KDDI research labs in Japan has developed a new system for detecting pirated material on the internet automagically. By detecting whether the footage was shot on an amateur or professional camera, what method was used to encode it, and things of that nature, they claim they can detect illegal material with a 98% success rate.
From what I can tell, all it does to determine if something is pirated is to see if it was produced "professionally," which seems as a really crappy litmus test for piracy. I mean, people put professional video online all the time with complete legitimacy. Nonetheless, I'm sure we'll see something like this hitting YouTube sooner rather than later. At which point everyone will head over to DailyMotion or Vimeo or whatever other site will be too lazy to implement this technology. Check the press release after the jump.
Saitama, Japan - October 29, 2007 - KDDI R&D LABS today announced that it has developed a new content protection technology which enables pirated video content detection by distinguishing between the content created by a professional and the content created by an amateur. This technology has been developed in consideration of the situation that while the number of users on video-sharing sites such as YouTube™ is increasing rapidly, copyrighted video clips have been illegally uploaded, e.g. TV programs. Up to now, in order to find pirated video clips on video-sharing sites, a human has to check by visual inspection. Then if pirated videos are found on the sites, copyright holders need to request the video-sharing site operators to delete them, which requires so much labor. Recently some video-sharing site operators implement a pirated video blocker based on fingerprint, which is a set of features for identifying video content. In fingerprinting technology, however, copyright holders have to identify copyrighted videos and provide operators with the copyrighted videos and the necessary information, while video- sharing site operators have to register fingerprints of the copyrighted videos in advance.

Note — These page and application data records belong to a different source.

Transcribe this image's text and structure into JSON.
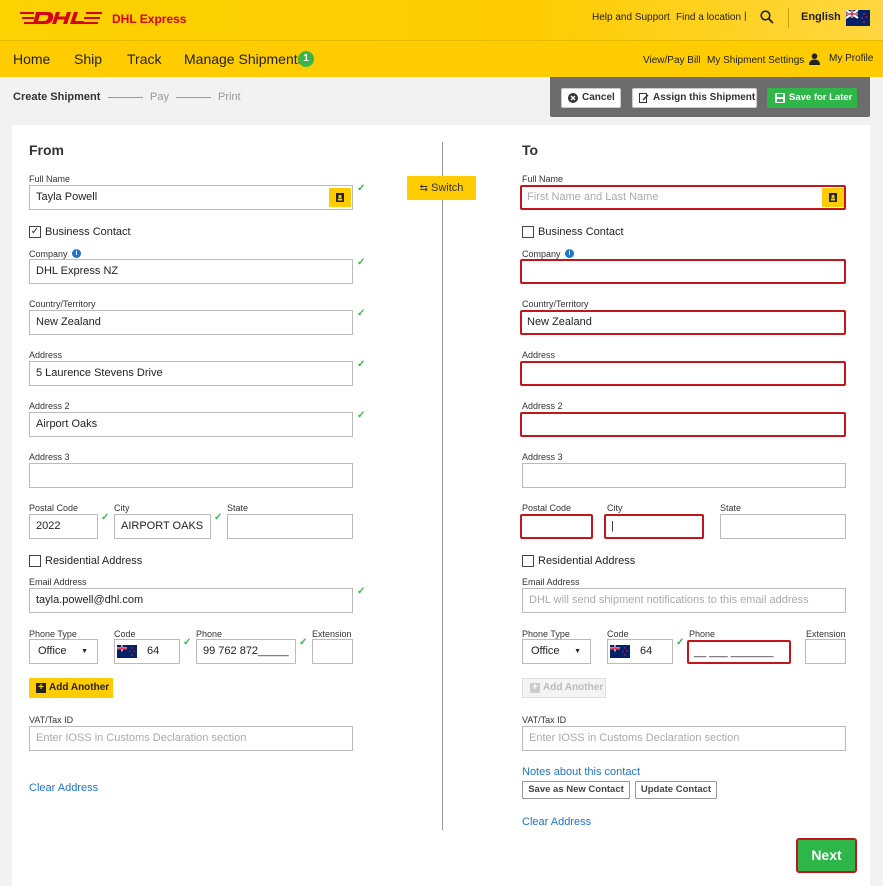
{
  "header": {
    "brand": "DHL Express",
    "help_link": "Help and Support",
    "find_location": "Find a location",
    "separator": "|",
    "language": "English"
  },
  "nav": {
    "items": [
      "Home",
      "Ship",
      "Track",
      "Manage Shipments"
    ],
    "badge_count": "1",
    "view_pay_bill": "View/Pay Bill",
    "shipment_settings": "My Shipment Settings",
    "my_profile": "My Profile"
  },
  "steps": {
    "create": "Create Shipment",
    "pay": "Pay",
    "print": "Print"
  },
  "actions": {
    "cancel": "Cancel",
    "assign": "Assign this Shipment",
    "save_later": "Save for Later"
  },
  "switch_label": "Switch",
  "labels": {
    "full_name": "Full Name",
    "business_contact": "Business Contact",
    "company": "Company",
    "country": "Country/Territory",
    "address": "Address",
    "address2": "Address 2",
    "address3": "Address 3",
    "postal_code": "Postal Code",
    "city": "City",
    "state": "State",
    "residential": "Residential Address",
    "email": "Email Address",
    "phone_type": "Phone Type",
    "code": "Code",
    "phone": "Phone",
    "extension": "Extension",
    "add_another": "Add Another",
    "vat": "VAT/Tax ID",
    "clear_address": "Clear Address"
  },
  "from": {
    "title": "From",
    "full_name": "Tayla Powell",
    "business_checked": "✓",
    "company": "DHL Express NZ",
    "country": "New Zealand",
    "address": "5 Laurence Stevens Drive",
    "address2": "Airport Oaks",
    "address3": "",
    "postal_code": "2022",
    "city": "AIRPORT OAKS",
    "state": "",
    "email": "tayla.powell@dhl.com",
    "phone_type": "Office",
    "code": "64",
    "phone": "99 762 872_____",
    "extension": "",
    "vat_placeholder": "Enter IOSS in Customs Declaration section"
  },
  "to": {
    "title": "To",
    "full_name_placeholder": "First Name and Last Name",
    "company": "",
    "country": "New Zealand",
    "address": "",
    "address2": "",
    "address3": "",
    "postal_code": "",
    "city": "|",
    "state": "",
    "email_placeholder": "DHL will send shipment notifications to this email address",
    "phone_type": "Office",
    "code": "64",
    "phone": "__ ___ _______",
    "extension": "",
    "vat_placeholder": "Enter IOSS in Customs Declaration section",
    "notes_link": "Notes about this contact",
    "save_new_contact": "Save as New Contact",
    "update_contact": "Update Contact"
  },
  "next_button": "Next",
  "colors": {
    "dhl_yellow": "#fecc00",
    "dhl_red": "#d40511",
    "green": "#2eb648",
    "error_red": "#c4151c",
    "link_blue": "#1d75c9"
  }
}
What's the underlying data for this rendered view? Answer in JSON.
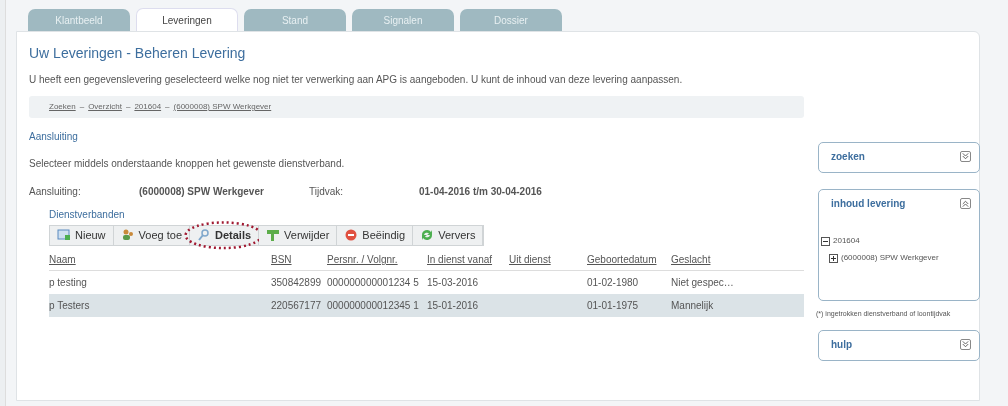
{
  "tabs": [
    {
      "label": "Klantbeeld",
      "selected": false
    },
    {
      "label": "Leveringen",
      "selected": true
    },
    {
      "label": "Stand",
      "selected": false
    },
    {
      "label": "Signalen",
      "selected": false
    },
    {
      "label": "Dossier",
      "selected": false
    }
  ],
  "page": {
    "title": "Uw Leveringen - Beheren Levering",
    "description": "U heeft een gegevenslevering geselecteerd welke nog niet ter verwerking aan APG is aangeboden. U kunt de inhoud van deze levering aanpassen."
  },
  "breadcrumb": {
    "separator": "–",
    "items": [
      "Zoeken",
      "Overzicht",
      "201604",
      "(6000008) SPW Werkgever"
    ]
  },
  "section": {
    "title": "Aansluiting",
    "instruction": "Selecteer middels onderstaande knoppen het gewenste dienstverband.",
    "fields": [
      {
        "label": "Aansluiting:",
        "value": "(6000008) SPW Werkgever"
      },
      {
        "label": "Tijdvak:",
        "value": "01-04-2016 t/m 30-04-2016"
      }
    ]
  },
  "dienstverbanden": {
    "title": "Dienstverbanden",
    "toolbar": [
      {
        "label": "Nieuw",
        "highlighted": false
      },
      {
        "label": "Voeg toe",
        "highlighted": false
      },
      {
        "label": "Details",
        "highlighted": true
      },
      {
        "label": "Verwijder",
        "highlighted": false
      },
      {
        "label": "Beëindig",
        "highlighted": false
      },
      {
        "label": "Ververs",
        "highlighted": false
      }
    ],
    "columns": [
      "Naam",
      "BSN",
      "Persnr. / Volgnr.",
      "In dienst vanaf",
      "Uit dienst",
      "Geboortedatum",
      "Geslacht"
    ],
    "rows": [
      {
        "cells": [
          "p testing",
          "350842899",
          "000000000001234 5",
          "15-03-2016",
          "",
          "01-02-1980",
          "Niet gespec…"
        ],
        "selected": false
      },
      {
        "cells": [
          "p Testers",
          "220567177",
          "000000000012345 1",
          "15-01-2016",
          "",
          "01-01-1975",
          "Mannelijk"
        ],
        "selected": true
      }
    ]
  },
  "sidebar": {
    "panels": [
      {
        "title": "zoeken",
        "expanded": false
      },
      {
        "title": "inhoud levering",
        "expanded": true,
        "tree": [
          {
            "label": "201604",
            "expanded": true,
            "children": [
              {
                "label": "(6000008) SPW Werkgever",
                "expanded": false
              }
            ]
          }
        ]
      },
      {
        "title": "hulp",
        "expanded": false
      }
    ],
    "footnote": "(*) ingetrokken dienstverband of loontijdvak"
  }
}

Moreover, it is very hard to keep following explosively increasing video clips which are newly uploaded day after day. KDDI R&D LABS' technology focuses on differences between a professional and an amateur in terms of their video capturing devices, their video capturing techniques, their video creation processes, and so on. With KDDI R&D LABS' proprietary technology, visual and audio features which are affected by these differences are analyzed, and then it enables to distinguish between video content created by a professional and video content created by an amateur; a very high distinction rate of 98% is achieved. Using this technology, illegal video clips can be automatically and reliably found on the vast amount of video content, which significantly reduces labour costs for eliminating pirated videos. In addition, since KDDI R&D LABS' technology analyzes features of the content itself, there is no need to register pirated videos in the database beforehand, and furthermore, it is effective for new video clips which have never been uploaded so far. This technology can be implemented as a video content inspection engine, which is installable on video sharing servers. Upon being uploaded, a video clip will be inspected and if it is suspected as a pirated video clip, it will be rejected. This protects copyrights of video content.